Background: Port-a-Cath are routinely warranted as a universal venous access for chemotherapy, due to their operational ease, comparatively less complications and relative ease of maintenance. Catheter implantation can be done either by surgical approach by vein cut-down technique or ultrasound-guided percutaneous technique or by landmark technique using fluoroscopy. Here we present our data on our novel technique. Methods: A descriptive cross-sectional study of 92 consecutive patients who underwent Port-aCath implantation for adjuvant therapy, from August 2017 through to July 2019 was done. The procedure was carried out in the minor operation theatre under local anaesthesia with anaesthetist doing a transthoracic echocardiography and surgeon doing a cephalic vein cut down under echocardiography guidance, as a day care procedure. This allowed the catheter to reach the superior vena cava smoothly thus avoiding inadvertent cannulation of the internal jugular vein. Results: Four (4.34%) of 92 patients required additional sedation. No patients required to be reexplored in lieu of erroneous placement of the catheter.
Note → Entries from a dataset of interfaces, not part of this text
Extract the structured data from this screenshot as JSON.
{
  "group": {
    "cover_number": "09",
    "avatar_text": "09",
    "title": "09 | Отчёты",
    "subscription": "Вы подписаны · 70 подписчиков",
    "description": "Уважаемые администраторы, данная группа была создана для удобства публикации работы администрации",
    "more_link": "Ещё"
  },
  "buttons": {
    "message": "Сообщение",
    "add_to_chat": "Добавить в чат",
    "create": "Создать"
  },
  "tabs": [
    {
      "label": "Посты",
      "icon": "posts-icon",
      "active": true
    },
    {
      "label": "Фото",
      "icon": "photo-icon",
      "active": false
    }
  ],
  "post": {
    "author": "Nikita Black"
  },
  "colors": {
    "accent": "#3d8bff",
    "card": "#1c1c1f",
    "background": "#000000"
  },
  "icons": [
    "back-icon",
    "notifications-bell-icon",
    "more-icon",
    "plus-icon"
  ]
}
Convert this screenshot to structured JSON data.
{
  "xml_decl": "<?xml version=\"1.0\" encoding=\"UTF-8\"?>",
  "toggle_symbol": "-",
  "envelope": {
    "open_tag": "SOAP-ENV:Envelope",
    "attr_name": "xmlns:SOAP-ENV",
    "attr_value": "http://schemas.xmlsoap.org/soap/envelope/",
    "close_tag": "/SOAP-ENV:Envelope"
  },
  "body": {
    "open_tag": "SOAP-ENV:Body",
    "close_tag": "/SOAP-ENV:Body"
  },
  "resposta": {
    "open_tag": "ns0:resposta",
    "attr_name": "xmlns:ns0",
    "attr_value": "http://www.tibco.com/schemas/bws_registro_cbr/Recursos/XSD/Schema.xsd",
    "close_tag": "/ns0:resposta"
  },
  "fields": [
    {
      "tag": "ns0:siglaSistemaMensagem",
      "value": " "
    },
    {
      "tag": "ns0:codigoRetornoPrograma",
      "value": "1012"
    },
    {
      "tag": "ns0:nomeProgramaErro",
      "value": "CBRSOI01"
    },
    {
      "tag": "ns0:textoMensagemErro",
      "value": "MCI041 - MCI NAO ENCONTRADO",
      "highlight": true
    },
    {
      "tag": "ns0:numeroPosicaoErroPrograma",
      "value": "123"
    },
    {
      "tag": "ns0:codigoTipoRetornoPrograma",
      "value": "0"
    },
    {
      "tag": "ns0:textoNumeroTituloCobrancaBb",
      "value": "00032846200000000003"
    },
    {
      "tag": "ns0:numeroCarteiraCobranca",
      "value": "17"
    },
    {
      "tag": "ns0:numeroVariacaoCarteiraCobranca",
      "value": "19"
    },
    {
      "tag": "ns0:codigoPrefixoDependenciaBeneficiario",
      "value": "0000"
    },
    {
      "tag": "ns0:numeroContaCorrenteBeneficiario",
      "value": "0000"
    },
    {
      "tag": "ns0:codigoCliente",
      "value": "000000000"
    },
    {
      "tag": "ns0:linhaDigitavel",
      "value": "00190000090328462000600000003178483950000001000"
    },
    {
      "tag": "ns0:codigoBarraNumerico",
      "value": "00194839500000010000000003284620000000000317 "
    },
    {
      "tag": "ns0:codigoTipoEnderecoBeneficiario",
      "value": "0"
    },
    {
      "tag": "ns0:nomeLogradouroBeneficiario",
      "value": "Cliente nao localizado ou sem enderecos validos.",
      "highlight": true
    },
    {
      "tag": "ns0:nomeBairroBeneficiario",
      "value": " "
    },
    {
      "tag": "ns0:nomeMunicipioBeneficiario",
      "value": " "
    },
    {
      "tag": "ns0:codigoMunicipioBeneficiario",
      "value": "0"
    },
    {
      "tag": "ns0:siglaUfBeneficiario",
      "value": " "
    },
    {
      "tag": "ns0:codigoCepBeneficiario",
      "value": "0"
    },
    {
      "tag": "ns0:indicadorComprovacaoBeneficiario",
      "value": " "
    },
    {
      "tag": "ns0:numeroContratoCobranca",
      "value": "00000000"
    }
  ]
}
In all patients the catheter was placed properly in the superior vena cava-right atrial junction. Late complications amounted to 8.69% of the study group, this included flip over, puncture site infection and catheter blockage. All patients were followed-up for a period of 1 to 6 months. Conclusions: We advocate a combined approach of echocardiography guided Port-a-Cath insertion through cephalic vein cut down as a simple, safe, with satisfactory success rate. It offers a suitable alternative to the other invasive procedures performed under image guidance and avoids radiation exposure and malposition.
All Science Journal Classification (ASJC) codes
- Anesthesiology and Pain Medicine